- What is required:
The response must be made up of the lines in the entries below that contain "title".

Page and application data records
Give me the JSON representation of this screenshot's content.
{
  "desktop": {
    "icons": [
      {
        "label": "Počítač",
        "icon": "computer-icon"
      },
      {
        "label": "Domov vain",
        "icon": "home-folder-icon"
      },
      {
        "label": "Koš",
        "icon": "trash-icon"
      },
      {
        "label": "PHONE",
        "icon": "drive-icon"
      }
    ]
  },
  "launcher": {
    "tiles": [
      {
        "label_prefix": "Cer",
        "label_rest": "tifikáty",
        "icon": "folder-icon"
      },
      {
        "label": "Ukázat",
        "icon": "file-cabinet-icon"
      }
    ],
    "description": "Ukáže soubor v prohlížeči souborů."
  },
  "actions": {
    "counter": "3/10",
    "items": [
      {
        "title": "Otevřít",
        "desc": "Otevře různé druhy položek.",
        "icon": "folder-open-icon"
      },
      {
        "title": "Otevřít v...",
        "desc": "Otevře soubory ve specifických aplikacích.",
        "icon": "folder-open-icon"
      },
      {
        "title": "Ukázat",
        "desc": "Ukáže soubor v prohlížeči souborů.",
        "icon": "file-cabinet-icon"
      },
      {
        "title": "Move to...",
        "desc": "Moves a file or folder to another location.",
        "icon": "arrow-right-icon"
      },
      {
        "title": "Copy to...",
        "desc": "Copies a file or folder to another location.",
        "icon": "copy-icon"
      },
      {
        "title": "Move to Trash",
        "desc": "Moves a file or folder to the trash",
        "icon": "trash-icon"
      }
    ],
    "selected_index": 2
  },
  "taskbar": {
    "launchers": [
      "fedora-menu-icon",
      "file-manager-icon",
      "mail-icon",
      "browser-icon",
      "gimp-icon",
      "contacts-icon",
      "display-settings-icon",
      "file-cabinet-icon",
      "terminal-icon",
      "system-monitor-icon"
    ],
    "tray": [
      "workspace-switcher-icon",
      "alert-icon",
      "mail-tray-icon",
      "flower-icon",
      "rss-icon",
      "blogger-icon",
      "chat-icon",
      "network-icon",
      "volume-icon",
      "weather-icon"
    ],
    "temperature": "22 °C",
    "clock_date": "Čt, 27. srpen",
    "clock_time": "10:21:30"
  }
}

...

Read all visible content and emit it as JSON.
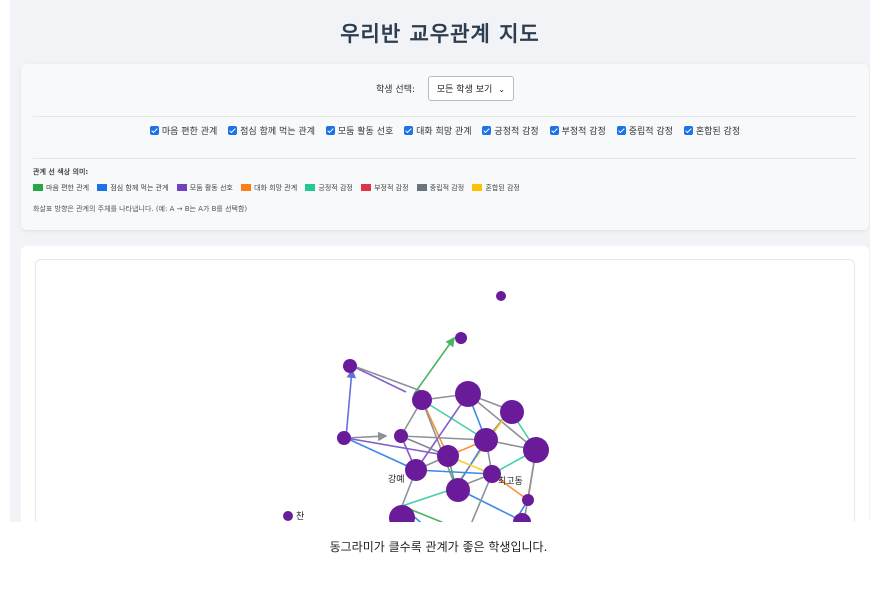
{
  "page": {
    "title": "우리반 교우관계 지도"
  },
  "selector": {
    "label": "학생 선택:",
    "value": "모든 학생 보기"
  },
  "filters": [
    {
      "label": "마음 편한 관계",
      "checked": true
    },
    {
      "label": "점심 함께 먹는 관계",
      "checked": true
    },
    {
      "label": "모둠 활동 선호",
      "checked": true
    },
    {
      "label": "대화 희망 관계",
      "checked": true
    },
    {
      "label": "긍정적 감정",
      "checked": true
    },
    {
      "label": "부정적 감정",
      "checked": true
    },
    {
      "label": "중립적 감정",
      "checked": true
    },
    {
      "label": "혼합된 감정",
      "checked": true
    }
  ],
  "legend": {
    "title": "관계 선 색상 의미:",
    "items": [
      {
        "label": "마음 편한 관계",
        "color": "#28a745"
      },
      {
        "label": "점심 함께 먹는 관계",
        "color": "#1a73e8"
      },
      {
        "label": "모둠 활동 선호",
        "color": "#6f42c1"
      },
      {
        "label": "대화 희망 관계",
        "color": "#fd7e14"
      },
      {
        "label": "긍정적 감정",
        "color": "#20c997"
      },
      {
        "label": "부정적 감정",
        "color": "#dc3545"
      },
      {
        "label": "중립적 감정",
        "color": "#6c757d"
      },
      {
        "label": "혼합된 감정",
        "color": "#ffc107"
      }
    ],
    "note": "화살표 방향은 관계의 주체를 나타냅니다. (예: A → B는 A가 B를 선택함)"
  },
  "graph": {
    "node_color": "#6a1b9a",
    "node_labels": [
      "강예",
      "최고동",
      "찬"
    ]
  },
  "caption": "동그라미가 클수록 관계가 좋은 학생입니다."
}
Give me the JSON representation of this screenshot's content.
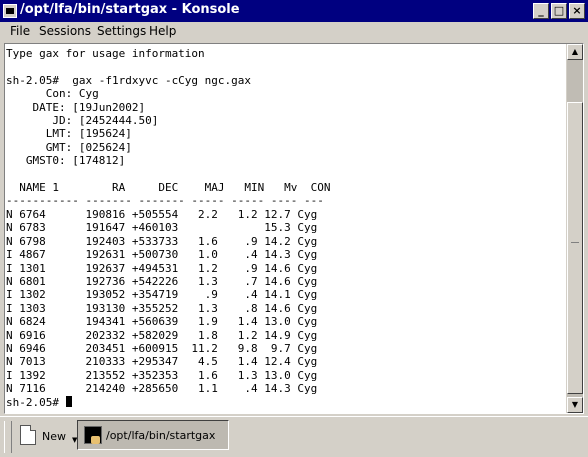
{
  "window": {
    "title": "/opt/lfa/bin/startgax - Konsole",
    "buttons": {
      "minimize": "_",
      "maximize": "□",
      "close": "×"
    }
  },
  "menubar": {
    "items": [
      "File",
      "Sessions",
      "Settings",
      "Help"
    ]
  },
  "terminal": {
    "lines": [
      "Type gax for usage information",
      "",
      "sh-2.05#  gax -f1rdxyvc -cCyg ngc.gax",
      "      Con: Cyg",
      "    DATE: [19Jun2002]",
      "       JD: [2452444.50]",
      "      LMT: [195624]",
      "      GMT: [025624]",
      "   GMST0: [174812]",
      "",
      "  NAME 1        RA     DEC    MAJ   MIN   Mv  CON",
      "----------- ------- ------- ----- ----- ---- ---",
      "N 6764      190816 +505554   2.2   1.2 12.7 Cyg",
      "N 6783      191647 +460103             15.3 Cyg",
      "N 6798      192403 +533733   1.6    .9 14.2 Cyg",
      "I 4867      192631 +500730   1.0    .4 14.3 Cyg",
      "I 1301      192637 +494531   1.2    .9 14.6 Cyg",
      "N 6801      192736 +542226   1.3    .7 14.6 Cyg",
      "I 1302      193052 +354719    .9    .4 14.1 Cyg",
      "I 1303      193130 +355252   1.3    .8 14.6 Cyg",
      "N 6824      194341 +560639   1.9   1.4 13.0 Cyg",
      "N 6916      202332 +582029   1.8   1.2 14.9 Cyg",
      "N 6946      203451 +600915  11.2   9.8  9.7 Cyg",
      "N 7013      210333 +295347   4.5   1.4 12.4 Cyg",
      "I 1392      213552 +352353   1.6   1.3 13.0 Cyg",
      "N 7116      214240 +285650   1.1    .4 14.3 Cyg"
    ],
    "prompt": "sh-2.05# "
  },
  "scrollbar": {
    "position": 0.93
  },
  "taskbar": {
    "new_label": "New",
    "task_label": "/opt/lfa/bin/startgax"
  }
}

- Reply to the exercise:
        "title": "Otevřít",
        "title": "Otevřít v...",
        "title": "Ukázat",
        "title": "Move to...",
        "title": "Copy to...",
        "title": "Move to Trash",
    "title": "우리반 교우관계 지도"
    "title": "관계 선 색상 의미:",
    "title": "/opt/lfa/bin/startgax - Konsole",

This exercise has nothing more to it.